“The main motivation was to enhance transparency, efficiency and increase the level of trust with their customers. In those countries, the use of MFMs for bunkering is not yet mandated by the government as it is in Singapore.” Firms in countries picking up on the use of bunkering MFMs have referred to TR48 and subsequently SS648 as a guide; these Singapore Standards have helped bunker tanker operators understand the technology, the metrology and system integrity related aspects as well as the bunkering procedures when using the technology.
“We have also been approached by terminal operators for the installation of MFMs at their jetties to help them minimise their unaccounted losses. We are still also seeing ship operators equip their vessels with MFMs for bunkering and fuel consumption monitoring,” he adds.
MFMs installed onboard bunker barges have proven to be very accurate and reliable in the long-term – a fact which has been confirmed through the biannual MFM zero verification and annual verification against a master meter over the past two years. Further, the digital communication capabilities of MFMs mean the units are able to provide a large amount of information about their health status, process conditions and measurement data.
“We can help our customer and the industry exploit this huge information potential while ensuring data security and integrity is still maintained. This is what we have been doing in the digitalisation of Singapore’s bunkering operations project led by MPA,” he states.
“In addition to that, for digitalisation to deliver all its potential, it must be integrated throughout the whole supply chain. This is where the installation of MFMs at various hotspots within the bunker fuel supply chain is important, in order to monitor fuel oil transfer in and out from the terminal. “For this reason, the SS660 has been developed. It highlights quantity measurement requirements during bunker cargo delivery from an oil terminal to a bunker tanker using the MFM system. “With this in place, the whole bunkering supply chain and their stakeholders will benefit not only from a more transparent eco-system that is built on reliable and accurate data that can be trusted but also a higher efficiency in their operations.”
Moving forward, Abdenbi is proud of Endress+Hauser’s participation in the development and successful implementation of the MFM solution for Singapore’s bunkering industry over the past decade.
“We remain fully committed in supporting our bunkering sector customers to ensure their success. The close cooperation with Singapore authorities has also helped us to continuously improve the bunkering system to meet new industry standards and requirements over time,” he states.
“We would like to thank our customers for their support and the authorities for their trust. As a family owned company, we are here for the long term and we will continue the development of new solutions to help the bunkering industry and our customers move into the next era of cleaner fuels and digital transformation.”
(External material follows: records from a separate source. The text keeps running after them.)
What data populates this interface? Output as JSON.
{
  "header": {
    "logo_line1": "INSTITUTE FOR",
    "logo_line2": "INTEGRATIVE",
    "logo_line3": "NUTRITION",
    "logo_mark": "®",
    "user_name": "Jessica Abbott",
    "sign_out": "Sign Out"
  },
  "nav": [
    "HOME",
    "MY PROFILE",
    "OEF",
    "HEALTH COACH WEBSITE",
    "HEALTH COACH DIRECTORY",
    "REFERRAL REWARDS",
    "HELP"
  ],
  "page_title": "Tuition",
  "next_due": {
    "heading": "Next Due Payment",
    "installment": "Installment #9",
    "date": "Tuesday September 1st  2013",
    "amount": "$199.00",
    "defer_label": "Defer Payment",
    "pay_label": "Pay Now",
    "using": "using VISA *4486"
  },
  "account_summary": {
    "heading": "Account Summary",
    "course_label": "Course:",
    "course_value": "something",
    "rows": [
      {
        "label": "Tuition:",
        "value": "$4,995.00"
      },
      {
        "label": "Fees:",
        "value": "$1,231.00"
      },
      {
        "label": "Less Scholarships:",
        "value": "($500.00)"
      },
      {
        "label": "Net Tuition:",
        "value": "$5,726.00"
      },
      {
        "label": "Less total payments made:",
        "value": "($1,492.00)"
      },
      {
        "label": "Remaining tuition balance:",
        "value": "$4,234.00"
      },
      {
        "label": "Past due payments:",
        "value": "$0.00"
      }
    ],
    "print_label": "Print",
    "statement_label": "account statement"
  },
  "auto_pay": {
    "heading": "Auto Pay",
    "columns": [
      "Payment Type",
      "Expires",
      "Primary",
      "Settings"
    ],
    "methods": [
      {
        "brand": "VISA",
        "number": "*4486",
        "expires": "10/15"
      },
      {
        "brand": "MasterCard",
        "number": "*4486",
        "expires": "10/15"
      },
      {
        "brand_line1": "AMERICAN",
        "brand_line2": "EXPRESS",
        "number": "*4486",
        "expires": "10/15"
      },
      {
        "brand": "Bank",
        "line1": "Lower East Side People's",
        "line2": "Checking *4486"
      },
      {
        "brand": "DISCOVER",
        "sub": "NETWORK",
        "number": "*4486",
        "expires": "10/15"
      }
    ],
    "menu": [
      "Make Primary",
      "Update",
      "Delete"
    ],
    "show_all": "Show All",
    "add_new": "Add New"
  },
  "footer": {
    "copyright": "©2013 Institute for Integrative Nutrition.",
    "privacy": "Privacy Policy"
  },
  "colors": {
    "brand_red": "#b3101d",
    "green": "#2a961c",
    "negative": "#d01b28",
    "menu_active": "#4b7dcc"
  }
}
Article reproduced with courtesy from Manifold Times. Photo credit: Manifold Times
Published: 6 December, 2021